[The input — start]

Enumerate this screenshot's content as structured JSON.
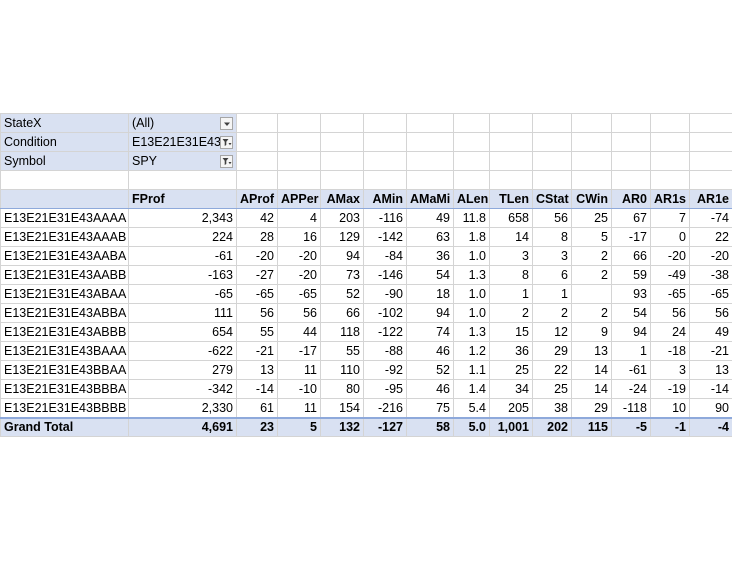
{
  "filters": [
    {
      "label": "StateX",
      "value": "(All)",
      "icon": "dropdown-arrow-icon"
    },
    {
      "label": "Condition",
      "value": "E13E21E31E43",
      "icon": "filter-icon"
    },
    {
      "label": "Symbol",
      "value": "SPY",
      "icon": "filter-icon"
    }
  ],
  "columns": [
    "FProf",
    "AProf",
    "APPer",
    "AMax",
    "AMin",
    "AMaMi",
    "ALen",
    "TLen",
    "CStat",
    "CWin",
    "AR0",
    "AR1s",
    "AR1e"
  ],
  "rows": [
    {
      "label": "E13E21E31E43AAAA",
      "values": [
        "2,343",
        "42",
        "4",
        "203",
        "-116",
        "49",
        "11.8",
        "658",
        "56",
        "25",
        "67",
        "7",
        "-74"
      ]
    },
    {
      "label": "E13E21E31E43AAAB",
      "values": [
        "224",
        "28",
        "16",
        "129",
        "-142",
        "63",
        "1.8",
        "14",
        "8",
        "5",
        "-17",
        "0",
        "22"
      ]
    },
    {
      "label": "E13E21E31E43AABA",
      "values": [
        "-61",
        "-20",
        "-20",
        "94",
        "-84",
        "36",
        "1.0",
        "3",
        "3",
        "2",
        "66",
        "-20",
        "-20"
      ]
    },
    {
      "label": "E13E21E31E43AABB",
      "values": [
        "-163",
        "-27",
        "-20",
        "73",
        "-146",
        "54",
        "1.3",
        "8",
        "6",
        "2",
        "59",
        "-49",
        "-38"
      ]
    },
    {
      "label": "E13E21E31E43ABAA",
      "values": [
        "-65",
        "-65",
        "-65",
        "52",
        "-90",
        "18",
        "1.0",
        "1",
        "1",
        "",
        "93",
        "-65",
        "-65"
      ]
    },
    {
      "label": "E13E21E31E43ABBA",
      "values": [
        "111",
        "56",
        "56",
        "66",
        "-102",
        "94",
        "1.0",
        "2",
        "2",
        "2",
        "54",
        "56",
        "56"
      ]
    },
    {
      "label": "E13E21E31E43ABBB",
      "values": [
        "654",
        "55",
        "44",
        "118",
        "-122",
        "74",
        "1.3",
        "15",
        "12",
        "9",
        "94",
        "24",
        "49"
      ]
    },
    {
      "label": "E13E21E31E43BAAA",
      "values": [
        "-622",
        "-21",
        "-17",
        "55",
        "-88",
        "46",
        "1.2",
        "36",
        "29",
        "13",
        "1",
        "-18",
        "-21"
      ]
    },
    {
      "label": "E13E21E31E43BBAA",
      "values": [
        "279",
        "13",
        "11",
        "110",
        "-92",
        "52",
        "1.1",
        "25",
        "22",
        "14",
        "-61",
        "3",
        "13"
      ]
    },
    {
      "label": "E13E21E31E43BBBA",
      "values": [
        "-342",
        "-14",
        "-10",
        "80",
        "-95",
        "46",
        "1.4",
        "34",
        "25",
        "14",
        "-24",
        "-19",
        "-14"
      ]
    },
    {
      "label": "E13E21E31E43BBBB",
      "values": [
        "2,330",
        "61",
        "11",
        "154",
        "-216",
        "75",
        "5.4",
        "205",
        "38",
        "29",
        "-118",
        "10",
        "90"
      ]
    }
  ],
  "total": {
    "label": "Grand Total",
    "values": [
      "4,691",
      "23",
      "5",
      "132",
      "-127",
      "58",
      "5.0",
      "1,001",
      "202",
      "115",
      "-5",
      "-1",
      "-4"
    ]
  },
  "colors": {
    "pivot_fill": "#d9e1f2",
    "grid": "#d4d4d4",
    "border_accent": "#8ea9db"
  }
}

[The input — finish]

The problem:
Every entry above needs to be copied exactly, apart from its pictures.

Solution to the problem:
Enumerate this screenshot's content as structured JSON.
{
  "filters": [
    {
      "label": "StateX",
      "value": "(All)",
      "icon": "dropdown-arrow-icon"
    },
    {
      "label": "Condition",
      "value": "E13E21E31E43",
      "icon": "filter-icon"
    },
    {
      "label": "Symbol",
      "value": "SPY",
      "icon": "filter-icon"
    }
  ],
  "columns": [
    "FProf",
    "AProf",
    "APPer",
    "AMax",
    "AMin",
    "AMaMi",
    "ALen",
    "TLen",
    "CStat",
    "CWin",
    "AR0",
    "AR1s",
    "AR1e"
  ],
  "rows": [
    {
      "label": "E13E21E31E43AAAA",
      "values": [
        "2,343",
        "42",
        "4",
        "203",
        "-116",
        "49",
        "11.8",
        "658",
        "56",
        "25",
        "67",
        "7",
        "-74"
      ]
    },
    {
      "label": "E13E21E31E43AAAB",
      "values": [
        "224",
        "28",
        "16",
        "129",
        "-142",
        "63",
        "1.8",
        "14",
        "8",
        "5",
        "-17",
        "0",
        "22"
      ]
    },
    {
      "label": "E13E21E31E43AABA",
      "values": [
        "-61",
        "-20",
        "-20",
        "94",
        "-84",
        "36",
        "1.0",
        "3",
        "3",
        "2",
        "66",
        "-20",
        "-20"
      ]
    },
    {
      "label": "E13E21E31E43AABB",
      "values": [
        "-163",
        "-27",
        "-20",
        "73",
        "-146",
        "54",
        "1.3",
        "8",
        "6",
        "2",
        "59",
        "-49",
        "-38"
      ]
    },
    {
      "label": "E13E21E31E43ABAA",
      "values": [
        "-65",
        "-65",
        "-65",
        "52",
        "-90",
        "18",
        "1.0",
        "1",
        "1",
        "",
        "93",
        "-65",
        "-65"
      ]
    },
    {
      "label": "E13E21E31E43ABBA",
      "values": [
        "111",
        "56",
        "56",
        "66",
        "-102",
        "94",
        "1.0",
        "2",
        "2",
        "2",
        "54",
        "56",
        "56"
      ]
    },
    {
      "label": "E13E21E31E43ABBB",
      "values": [
        "654",
        "55",
        "44",
        "118",
        "-122",
        "74",
        "1.3",
        "15",
        "12",
        "9",
        "94",
        "24",
        "49"
      ]
    },
    {
      "label": "E13E21E31E43BAAA",
      "values": [
        "-622",
        "-21",
        "-17",
        "55",
        "-88",
        "46",
        "1.2",
        "36",
        "29",
        "13",
        "1",
        "-18",
        "-21"
      ]
    },
    {
      "label": "E13E21E31E43BBAA",
      "values": [
        "279",
        "13",
        "11",
        "110",
        "-92",
        "52",
        "1.1",
        "25",
        "22",
        "14",
        "-61",
        "3",
        "13"
      ]
    },
    {
      "label": "E13E21E31E43BBBA",
      "values": [
        "-342",
        "-14",
        "-10",
        "80",
        "-95",
        "46",
        "1.4",
        "34",
        "25",
        "14",
        "-24",
        "-19",
        "-14"
      ]
    },
    {
      "label": "E13E21E31E43BBBB",
      "values": [
        "2,330",
        "61",
        "11",
        "154",
        "-216",
        "75",
        "5.4",
        "205",
        "38",
        "29",
        "-118",
        "10",
        "90"
      ]
    }
  ],
  "total": {
    "label": "Grand Total",
    "values": [
      "4,691",
      "23",
      "5",
      "132",
      "-127",
      "58",
      "5.0",
      "1,001",
      "202",
      "115",
      "-5",
      "-1",
      "-4"
    ]
  },
  "colors": {
    "pivot_fill": "#d9e1f2",
    "grid": "#d4d4d4",
    "border_accent": "#8ea9db"
  }
}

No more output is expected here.